**Problem to work on:** For every line in the data below that contains "Сделка", copy the line.

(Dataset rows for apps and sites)

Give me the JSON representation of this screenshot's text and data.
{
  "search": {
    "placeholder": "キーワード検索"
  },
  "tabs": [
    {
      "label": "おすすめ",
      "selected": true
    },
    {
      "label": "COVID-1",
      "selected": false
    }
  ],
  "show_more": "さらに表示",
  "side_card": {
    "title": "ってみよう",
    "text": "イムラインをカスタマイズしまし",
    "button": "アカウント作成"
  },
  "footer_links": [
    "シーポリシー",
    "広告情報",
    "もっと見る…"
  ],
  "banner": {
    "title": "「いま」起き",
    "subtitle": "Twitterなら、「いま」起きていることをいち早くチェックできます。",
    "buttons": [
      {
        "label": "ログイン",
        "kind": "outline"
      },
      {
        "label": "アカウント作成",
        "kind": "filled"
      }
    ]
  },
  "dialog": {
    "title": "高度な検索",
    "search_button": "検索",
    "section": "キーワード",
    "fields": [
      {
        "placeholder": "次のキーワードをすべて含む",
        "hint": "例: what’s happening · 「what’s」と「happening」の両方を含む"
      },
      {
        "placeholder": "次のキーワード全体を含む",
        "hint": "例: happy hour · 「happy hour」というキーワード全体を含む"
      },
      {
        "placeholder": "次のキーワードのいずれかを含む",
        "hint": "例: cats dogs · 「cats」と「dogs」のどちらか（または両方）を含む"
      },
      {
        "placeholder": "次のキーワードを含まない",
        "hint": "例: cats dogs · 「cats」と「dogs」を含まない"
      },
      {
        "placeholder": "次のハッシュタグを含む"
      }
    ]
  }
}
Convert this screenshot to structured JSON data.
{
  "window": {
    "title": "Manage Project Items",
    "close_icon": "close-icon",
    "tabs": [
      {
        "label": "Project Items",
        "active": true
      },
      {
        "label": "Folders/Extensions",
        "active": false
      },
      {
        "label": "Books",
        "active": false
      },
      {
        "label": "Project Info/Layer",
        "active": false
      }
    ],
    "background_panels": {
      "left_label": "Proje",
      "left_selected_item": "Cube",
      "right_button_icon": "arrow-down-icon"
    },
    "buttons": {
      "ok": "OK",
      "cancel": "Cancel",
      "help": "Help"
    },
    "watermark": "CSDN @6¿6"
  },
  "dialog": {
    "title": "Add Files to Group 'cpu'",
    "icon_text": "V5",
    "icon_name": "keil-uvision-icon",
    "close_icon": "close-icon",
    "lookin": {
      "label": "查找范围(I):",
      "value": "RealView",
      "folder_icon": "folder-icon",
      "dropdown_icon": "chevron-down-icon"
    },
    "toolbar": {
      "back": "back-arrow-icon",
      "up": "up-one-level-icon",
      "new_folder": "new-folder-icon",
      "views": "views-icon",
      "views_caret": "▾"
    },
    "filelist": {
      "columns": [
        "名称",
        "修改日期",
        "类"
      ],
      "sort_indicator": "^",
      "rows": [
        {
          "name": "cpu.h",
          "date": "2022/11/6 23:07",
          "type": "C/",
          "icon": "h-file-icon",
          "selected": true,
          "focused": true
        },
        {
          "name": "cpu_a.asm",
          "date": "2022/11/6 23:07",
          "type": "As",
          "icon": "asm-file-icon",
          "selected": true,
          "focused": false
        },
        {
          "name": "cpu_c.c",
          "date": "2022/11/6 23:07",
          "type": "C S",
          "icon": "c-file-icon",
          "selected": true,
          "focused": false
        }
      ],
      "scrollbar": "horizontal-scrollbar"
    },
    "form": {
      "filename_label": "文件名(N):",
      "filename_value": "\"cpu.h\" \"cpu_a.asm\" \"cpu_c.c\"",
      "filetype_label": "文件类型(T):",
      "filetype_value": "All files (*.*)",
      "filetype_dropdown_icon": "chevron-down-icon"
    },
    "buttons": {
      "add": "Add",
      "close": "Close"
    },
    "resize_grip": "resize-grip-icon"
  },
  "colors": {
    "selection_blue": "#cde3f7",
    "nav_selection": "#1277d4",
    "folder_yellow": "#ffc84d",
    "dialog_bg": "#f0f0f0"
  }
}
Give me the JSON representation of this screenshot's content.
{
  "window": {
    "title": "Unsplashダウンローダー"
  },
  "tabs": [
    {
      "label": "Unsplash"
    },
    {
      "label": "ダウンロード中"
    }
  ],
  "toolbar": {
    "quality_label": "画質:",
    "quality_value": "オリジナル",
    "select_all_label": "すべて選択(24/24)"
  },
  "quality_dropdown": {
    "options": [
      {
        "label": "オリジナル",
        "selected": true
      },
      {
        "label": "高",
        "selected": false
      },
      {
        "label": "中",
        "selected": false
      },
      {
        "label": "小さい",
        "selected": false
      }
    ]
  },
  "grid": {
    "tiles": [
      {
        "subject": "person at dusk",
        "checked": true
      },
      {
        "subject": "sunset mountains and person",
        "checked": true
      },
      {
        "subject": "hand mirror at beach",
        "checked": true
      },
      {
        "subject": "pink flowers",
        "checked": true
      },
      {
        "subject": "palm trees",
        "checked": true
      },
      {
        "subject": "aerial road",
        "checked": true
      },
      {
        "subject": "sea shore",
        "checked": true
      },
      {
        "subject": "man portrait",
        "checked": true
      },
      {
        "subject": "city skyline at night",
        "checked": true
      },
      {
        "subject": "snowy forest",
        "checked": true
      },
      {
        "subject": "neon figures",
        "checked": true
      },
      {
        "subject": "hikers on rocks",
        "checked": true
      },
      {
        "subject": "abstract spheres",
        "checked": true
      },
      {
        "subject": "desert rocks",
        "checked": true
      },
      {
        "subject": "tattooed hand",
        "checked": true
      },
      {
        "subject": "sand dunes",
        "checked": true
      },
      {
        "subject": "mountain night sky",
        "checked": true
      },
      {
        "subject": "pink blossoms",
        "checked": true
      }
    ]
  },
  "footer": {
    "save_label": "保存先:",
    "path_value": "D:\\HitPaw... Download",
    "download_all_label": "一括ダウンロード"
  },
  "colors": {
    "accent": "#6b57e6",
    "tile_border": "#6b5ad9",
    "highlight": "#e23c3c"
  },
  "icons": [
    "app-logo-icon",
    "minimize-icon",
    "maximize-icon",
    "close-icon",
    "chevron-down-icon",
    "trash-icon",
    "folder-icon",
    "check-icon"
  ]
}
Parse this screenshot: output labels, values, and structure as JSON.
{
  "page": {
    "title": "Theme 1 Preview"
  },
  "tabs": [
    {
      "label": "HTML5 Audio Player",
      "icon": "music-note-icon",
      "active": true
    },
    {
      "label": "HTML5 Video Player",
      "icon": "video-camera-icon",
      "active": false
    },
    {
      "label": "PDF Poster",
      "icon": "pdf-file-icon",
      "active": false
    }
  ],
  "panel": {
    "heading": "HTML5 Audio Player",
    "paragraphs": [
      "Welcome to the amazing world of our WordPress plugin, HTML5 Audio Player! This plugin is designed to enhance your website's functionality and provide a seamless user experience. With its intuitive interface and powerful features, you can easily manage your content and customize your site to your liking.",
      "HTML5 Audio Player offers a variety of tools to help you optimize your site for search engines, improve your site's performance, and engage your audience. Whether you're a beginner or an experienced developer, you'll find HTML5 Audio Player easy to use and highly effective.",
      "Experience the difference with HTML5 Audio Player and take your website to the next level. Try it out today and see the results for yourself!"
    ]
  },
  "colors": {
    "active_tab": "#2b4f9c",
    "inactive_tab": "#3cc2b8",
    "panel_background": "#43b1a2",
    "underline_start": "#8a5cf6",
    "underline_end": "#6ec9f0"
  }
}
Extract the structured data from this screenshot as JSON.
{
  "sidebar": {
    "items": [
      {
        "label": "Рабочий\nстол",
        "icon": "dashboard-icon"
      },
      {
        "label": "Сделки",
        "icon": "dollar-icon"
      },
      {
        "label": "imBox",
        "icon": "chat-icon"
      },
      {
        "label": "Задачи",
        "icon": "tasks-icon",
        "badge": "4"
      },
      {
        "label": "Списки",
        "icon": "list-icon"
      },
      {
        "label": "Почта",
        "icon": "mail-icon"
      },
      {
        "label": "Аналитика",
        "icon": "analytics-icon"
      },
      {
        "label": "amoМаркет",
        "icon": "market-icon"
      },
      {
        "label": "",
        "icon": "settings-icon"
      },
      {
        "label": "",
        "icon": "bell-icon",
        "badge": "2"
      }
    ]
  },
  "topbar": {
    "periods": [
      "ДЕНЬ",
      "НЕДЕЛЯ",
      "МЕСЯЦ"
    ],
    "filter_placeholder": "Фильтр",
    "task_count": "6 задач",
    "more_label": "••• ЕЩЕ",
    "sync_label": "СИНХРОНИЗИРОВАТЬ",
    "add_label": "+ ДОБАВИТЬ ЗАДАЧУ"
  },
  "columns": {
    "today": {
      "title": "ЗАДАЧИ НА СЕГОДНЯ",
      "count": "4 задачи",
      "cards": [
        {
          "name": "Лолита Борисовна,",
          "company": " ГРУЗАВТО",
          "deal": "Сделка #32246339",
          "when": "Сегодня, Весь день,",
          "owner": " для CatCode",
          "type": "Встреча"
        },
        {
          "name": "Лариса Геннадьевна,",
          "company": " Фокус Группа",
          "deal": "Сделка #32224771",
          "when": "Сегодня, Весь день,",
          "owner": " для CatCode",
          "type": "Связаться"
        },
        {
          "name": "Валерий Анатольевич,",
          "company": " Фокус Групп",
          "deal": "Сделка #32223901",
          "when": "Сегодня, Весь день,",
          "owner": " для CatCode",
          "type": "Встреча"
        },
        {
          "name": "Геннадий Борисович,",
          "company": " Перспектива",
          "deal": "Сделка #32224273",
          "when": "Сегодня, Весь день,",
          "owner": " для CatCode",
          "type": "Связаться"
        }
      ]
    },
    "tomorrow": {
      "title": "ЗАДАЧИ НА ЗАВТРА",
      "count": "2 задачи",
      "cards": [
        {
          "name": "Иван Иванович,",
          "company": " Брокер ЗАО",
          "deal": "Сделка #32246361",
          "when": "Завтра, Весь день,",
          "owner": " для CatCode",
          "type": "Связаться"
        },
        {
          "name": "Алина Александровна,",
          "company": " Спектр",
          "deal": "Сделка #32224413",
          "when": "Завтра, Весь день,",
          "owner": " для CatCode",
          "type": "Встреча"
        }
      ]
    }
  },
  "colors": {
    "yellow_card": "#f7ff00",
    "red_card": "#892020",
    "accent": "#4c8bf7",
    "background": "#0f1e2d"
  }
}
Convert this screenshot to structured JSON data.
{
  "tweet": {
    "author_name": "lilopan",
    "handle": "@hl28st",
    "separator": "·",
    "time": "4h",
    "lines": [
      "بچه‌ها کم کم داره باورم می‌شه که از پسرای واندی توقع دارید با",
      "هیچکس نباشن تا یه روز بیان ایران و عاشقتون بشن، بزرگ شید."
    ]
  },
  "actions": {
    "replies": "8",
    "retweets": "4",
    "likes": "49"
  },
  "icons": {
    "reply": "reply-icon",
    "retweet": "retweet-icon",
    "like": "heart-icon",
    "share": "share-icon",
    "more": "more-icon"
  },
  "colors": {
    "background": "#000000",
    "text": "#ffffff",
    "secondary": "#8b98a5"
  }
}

**Exercise output:**
          "deal": "Сделка #32246339",
          "deal": "Сделка #32224771",
          "deal": "Сделка #32223901",
          "deal": "Сделка #32224273",
          "deal": "Сделка #32246361",
          "deal": "Сделка #32224413",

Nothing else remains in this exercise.